■ **Required work**: Lines in the data below that contain the word "this" are to be copied.

--------------------

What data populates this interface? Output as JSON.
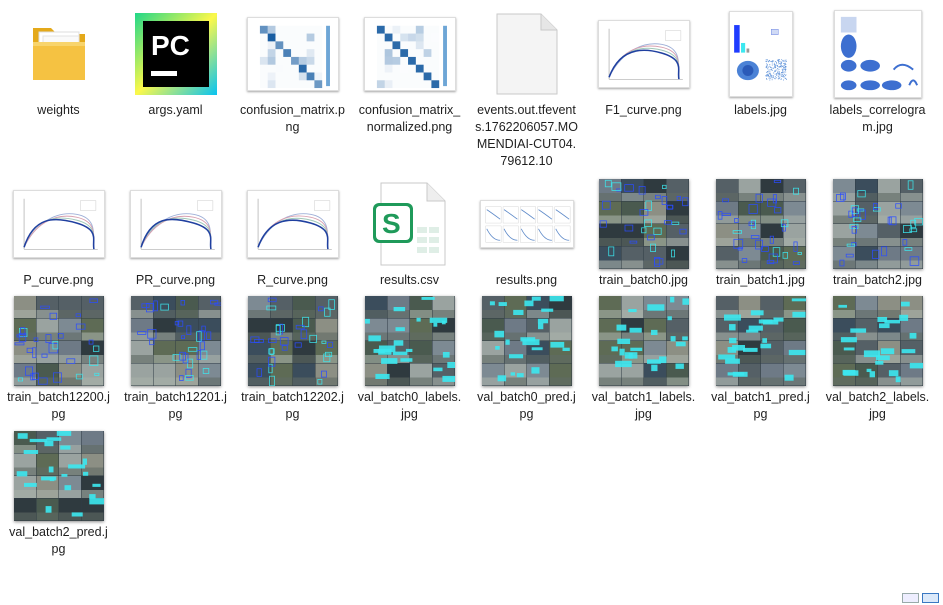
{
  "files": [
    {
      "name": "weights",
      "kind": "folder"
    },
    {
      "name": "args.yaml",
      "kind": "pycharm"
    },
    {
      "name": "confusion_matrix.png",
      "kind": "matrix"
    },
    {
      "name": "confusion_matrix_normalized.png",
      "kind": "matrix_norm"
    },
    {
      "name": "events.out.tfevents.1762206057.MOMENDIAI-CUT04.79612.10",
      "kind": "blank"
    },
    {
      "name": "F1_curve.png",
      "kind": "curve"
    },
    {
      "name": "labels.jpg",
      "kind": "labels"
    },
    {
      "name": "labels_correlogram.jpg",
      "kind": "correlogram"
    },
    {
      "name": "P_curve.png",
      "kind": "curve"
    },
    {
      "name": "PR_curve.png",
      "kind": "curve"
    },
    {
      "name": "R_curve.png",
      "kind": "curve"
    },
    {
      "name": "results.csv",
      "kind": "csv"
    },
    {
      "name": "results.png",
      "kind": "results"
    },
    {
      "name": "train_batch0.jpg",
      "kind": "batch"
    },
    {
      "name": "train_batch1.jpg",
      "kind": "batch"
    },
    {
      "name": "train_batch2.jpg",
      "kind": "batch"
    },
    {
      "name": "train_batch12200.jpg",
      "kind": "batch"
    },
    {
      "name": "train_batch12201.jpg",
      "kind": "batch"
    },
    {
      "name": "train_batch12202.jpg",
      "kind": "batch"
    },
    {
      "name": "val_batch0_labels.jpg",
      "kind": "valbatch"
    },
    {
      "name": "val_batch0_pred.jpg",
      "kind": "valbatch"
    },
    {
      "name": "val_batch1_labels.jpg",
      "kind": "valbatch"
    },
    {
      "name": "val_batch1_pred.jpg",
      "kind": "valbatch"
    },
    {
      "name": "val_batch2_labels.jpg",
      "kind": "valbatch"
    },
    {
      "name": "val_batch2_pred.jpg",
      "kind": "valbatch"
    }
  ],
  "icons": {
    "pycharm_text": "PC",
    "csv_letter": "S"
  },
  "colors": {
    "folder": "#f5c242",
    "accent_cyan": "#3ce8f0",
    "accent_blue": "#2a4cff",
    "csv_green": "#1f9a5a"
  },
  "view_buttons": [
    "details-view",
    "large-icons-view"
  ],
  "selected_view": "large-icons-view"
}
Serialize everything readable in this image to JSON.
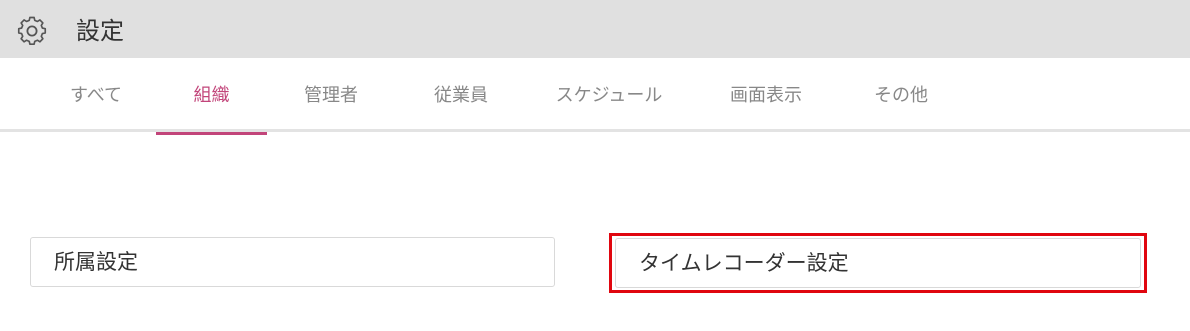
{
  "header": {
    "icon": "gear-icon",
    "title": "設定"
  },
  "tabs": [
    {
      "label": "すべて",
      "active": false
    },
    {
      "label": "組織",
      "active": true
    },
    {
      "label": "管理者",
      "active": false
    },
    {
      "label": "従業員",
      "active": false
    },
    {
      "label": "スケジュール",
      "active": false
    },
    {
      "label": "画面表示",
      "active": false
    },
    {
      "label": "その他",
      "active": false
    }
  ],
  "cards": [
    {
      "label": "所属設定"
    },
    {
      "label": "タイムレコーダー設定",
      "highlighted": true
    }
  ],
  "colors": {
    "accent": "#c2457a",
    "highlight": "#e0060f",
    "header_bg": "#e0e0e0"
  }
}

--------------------

■ **Written solution**:
What data populates this interface? Output as JSON.
Serialize everything readable in this image to JSON.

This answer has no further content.